“His party is not fascist,” he explained. “Fascism is about gaining power and destroying everything. He won’t do that, he can’t. But his party has elements associated with the neo-fascist movement. He’s always played out of it somehow.”
Her youth anchored on the far-right fringes and growing up in the ranks of the common people have portrayed her as a woman of the people. Which is the main feature of his image.
Left-wing father and right-wing mother
Born in Rome, Giorgio Meloni was only one year old when his father Francesco left the family for the Canary Islands.
Francesco was left-wing and his mother Anna was right-wing.
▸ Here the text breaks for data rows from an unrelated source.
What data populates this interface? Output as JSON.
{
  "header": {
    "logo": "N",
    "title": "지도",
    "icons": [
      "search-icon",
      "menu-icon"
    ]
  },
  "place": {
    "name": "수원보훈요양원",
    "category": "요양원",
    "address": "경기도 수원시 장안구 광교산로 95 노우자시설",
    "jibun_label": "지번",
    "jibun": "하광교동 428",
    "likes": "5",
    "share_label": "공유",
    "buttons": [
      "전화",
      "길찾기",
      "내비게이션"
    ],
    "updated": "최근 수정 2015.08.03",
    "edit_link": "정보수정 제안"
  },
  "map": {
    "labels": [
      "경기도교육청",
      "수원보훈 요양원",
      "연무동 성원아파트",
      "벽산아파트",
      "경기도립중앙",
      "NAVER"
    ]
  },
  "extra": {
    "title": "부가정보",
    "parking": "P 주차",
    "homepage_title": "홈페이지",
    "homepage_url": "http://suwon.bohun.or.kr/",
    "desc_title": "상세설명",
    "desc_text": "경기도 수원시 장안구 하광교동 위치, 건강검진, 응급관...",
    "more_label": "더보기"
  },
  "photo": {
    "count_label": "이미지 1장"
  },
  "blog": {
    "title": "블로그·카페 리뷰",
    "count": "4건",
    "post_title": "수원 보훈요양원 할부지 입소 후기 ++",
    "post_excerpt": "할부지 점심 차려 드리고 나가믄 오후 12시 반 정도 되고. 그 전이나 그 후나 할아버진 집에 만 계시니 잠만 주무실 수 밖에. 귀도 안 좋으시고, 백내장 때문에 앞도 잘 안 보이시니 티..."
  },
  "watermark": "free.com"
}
Many believe that he chose his path to politics out of revenge for his father’s absence.
His family moved to Garbatella near Nanabari. There, at the age of 15, he joined the Youth Front of the neo-fascist party Italian Social Movement. He later became the president of the student wing of the party’s successor, the National Alliance.
Marco Marsilio was holding a meeting at Garbatella’s MSI office. Just then, in 1992, George Meloni knocked on his door. Marsilio, ten years his senior, became his close friend and political ally. Marsilio is today the president of the Abruzzo region.
“She was a light-skinned girl. But always very serious and determined,” he says.
“He was a standout at student meetings. He would stop anyone who tried to take the microphone from him.”
Over the years Marsilio and Meloni spent family holidays, social events and debate days together. Marsilio watched him grow in confidence.
“She used to cover up her insecurities,” said Mr. Marsilio.
“But perhaps that was one of his strengths. He would read more to learn more about a problem before tackling it.”
In 2008, at the age of 31, Giorgio Meloni became Italy’s youngest minister. He was appointed Silvio Berlusconi’s Minister of Youth and Sports.
After forming his own party in 2018, he got only four percent of the votes in the 2018 elections.
Now the only major party outside Mario Draghi’s National Unity government, the Brothers of Italy are forecast to win between 22 and 26 percent of the vote. His right-wing alliance with Silvio Berlusconi and former interior minister Matteo Salvini’s League party are on course for a majority in parliament.
Miz Meloni, however, is trying to reassure Italy’s Western allies. As such, Draghi has strongly supported the government’s approach to Ukraine, but his hard-line conservative social policies have worried many.
At a recent rally of Spain’s far-right Vox party, he shouted “yes to the natural law family and no to the LGBT lobby.”
He called for a naval blockade to stop migrant boats from Libya.
“Maloni is not a danger to democracy, but a danger to the European Union,” said Professor Passarelli.
He placed Jorja Meloni in the ranks of the nationalist leaders of Hungary and France
“He is on the same side as Marine Le Pen or Viktor Orbán and he wants ‘one nation Europe’. Italy could become Putin’s Trojan horse. He will work to weaken Europe.
Miz Meloni used her female identity to become Italy’s first female prime minister. But Professor Passerelli believes he is doing it in a masculine political way.
“The Italian family is dominated by the mother. Who is the masculine figure. Who controls the kitchen. Melanie uses this image brilliantly. Which is directly at the center of our lives.”
He would represent a radical political shift for his allies, given Italy’s long economic stagnation and society of elder politics.
Marco Marsilio said, “I feel great. It’s like a father carrying a daughter.”
“We wouldn’t have founded the team if we didn’t think he had that potential.”
What does he plan to say to her when the festivities begin at his party headquarters, when the bottles of liquor are opened?
Marco Marsilio’s reply, “Go ahead.
“This is what we all wanted. Now face it.”
(Source: BBC Bangla)